Nowadays, most established fitness centres/institutions and coaches are employing are more strict warm up protocol, and rightfully so. But for those who train by themselves, warming up can still be a very fortuitous process.
Warming up shouldn’t be thought of in a lacklustre sense, in fact it shouldn’t really even be called warming up. It should be referred to as training preparation, or some other clever technical term that details the process we go through before completing a intense workout.
The fact is, warming up is a vital process that prepares our body’s for the intense physical demands we are about to place on it. In preparing our body’s we are ensuring that the risk of injury is reduced, the movement patterns we need to perform are able to be completed and our muscles are warm and ready to train.
Even if you are the most injury resilient person on this planet, I can assure you that you won’t be performing at full capacity without a proper warm up.
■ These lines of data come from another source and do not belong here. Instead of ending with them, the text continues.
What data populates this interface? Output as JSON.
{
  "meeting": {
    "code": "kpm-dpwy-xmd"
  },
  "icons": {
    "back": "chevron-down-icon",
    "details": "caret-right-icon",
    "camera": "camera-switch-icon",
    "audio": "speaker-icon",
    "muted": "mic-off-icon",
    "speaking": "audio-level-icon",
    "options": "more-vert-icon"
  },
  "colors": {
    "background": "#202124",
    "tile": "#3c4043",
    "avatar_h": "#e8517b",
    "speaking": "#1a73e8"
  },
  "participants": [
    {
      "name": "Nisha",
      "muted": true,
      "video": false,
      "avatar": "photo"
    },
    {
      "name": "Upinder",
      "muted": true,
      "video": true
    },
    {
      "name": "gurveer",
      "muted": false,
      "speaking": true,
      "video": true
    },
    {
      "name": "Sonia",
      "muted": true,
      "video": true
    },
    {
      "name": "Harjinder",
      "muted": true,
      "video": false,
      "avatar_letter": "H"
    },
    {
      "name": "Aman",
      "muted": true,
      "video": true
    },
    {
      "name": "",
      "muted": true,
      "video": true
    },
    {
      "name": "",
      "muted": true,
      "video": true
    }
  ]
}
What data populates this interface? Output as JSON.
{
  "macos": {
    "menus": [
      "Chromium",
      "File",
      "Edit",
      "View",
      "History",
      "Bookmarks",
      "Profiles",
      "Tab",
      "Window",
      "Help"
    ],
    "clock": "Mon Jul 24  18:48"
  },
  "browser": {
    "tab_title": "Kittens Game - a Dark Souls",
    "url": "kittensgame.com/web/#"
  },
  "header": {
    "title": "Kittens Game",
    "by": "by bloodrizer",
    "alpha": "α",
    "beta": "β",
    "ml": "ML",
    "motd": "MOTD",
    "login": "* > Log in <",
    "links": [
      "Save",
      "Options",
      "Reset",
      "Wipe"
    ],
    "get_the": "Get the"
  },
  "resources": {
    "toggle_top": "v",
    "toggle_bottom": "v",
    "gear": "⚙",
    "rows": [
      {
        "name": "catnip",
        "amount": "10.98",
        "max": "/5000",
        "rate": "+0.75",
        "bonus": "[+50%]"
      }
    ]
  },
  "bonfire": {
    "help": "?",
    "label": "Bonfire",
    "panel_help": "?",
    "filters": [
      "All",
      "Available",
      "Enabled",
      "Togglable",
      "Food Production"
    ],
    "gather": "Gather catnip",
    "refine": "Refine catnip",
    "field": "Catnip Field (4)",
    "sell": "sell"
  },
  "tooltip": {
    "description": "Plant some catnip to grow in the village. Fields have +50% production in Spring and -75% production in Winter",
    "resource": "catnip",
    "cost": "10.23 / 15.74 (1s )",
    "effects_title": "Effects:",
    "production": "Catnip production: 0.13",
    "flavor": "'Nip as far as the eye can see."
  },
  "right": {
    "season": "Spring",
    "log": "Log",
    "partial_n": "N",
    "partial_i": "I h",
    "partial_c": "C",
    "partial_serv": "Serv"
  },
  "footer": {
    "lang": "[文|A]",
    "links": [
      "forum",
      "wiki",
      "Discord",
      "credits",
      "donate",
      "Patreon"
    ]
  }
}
And unfortunately, a lot of people think this way. And by thinking this way it shows that more people are concerned with what they look like than what they can physically achieve in there training. There is a big difference between having an athletic look and having an athletically functioning body.
So with this in mind, we are going to delve a little deeper into the purpose of a warm up and how it can get you prepared to rip in to your workout.
– Increase in Core Temperature – Starting movements in a slower motion with lower intensity is a great way to start a session. It helps the body start to sweat a little and ensure that you aren’t going to start the main part of the session with cold, unprepared muscles. Higher muscle temperatures will lead to quicker muscle contractions which can lead to better performances.
– Increased Heart Rate and Breathing Rate – Increasing your heart rate is a massive must in your warm up protocol. If you don’t get your heart rate high in your warm up, you’ll struggle to be able to sustain a consistent working rate throughout your workout and potentially be more susceptible to fatigue. Being able to control your breathing is another crucial aspect that is closely linked to your heart rate. Your muscles rely on a supply of oxygen throughout a workout which is directly affected by your ventilation and heart rate, both of which increase in proportion to your training intensity.
– Increase in Strength – The warm up provides a good opportunity to work on more functional movement patterns that can help to increase your strength in various weak spots. The warm up is a good time to consolidate specific movement patterns to help enhance your overall strength.
– Stimulate your Aerobic and Anaerobic Capacity – The way a warm up works, starting with a low intensity and progressively building throughout the warm up, helps to increase your aerobic capacity and also anaerobic capacity if you do short explosive work before your main set. This will help to increase your heart rate and improve your working capacity throughout the session.
– Completing New Movements – The introduction to new movements is a great way to keep your warm ups fun, functional and constantly improving all aspects of your overall fitness. Movements that target weak areas in particular are a great asset to a warm up routine as they will help to activate muscles that may normally switch off during a workout. The can also help to improve form and technique.
– Enhance Flexibility and Improve Mobility and Stability – One may think these aspects are all the same but they are very different and all vital to our exercising capacity. The more we exercise, and the older we become the more vital these three aspects play in our day to day life. The more flexible we become the greater our range of movement becomes helping to improve our mobility. Ensuring we are always completing these movements in a stable and controlled way will help to ensure no muscle imbalances occur and decrease the pre-management of injuries. Improve these three qualities is vital to becoming a more functional athlete.
– Stimulate the Central Nervous System – Waking up the central nervous system is another significant benefit of the warm up. Numerous signalling pathways between the central nervous system and muscles are strengthened during the warm up. When your central nervous system is activating all required signalling pathways your performance will be more fluent and efficient, and your awareness and co-ordination will be heightened. This will enhance performance and lead to a more beneficial training session.
– Improved Focus – The warm up is a great way to clear your head and focus on what you are about to achieve. A massive performance decrement comes from external stressors and the warm up proves a great time to eliminate these and focus on the task at hand. Self talk has been associated with improvements in performance so make sure you think positive and get those negative thoughts out of your head.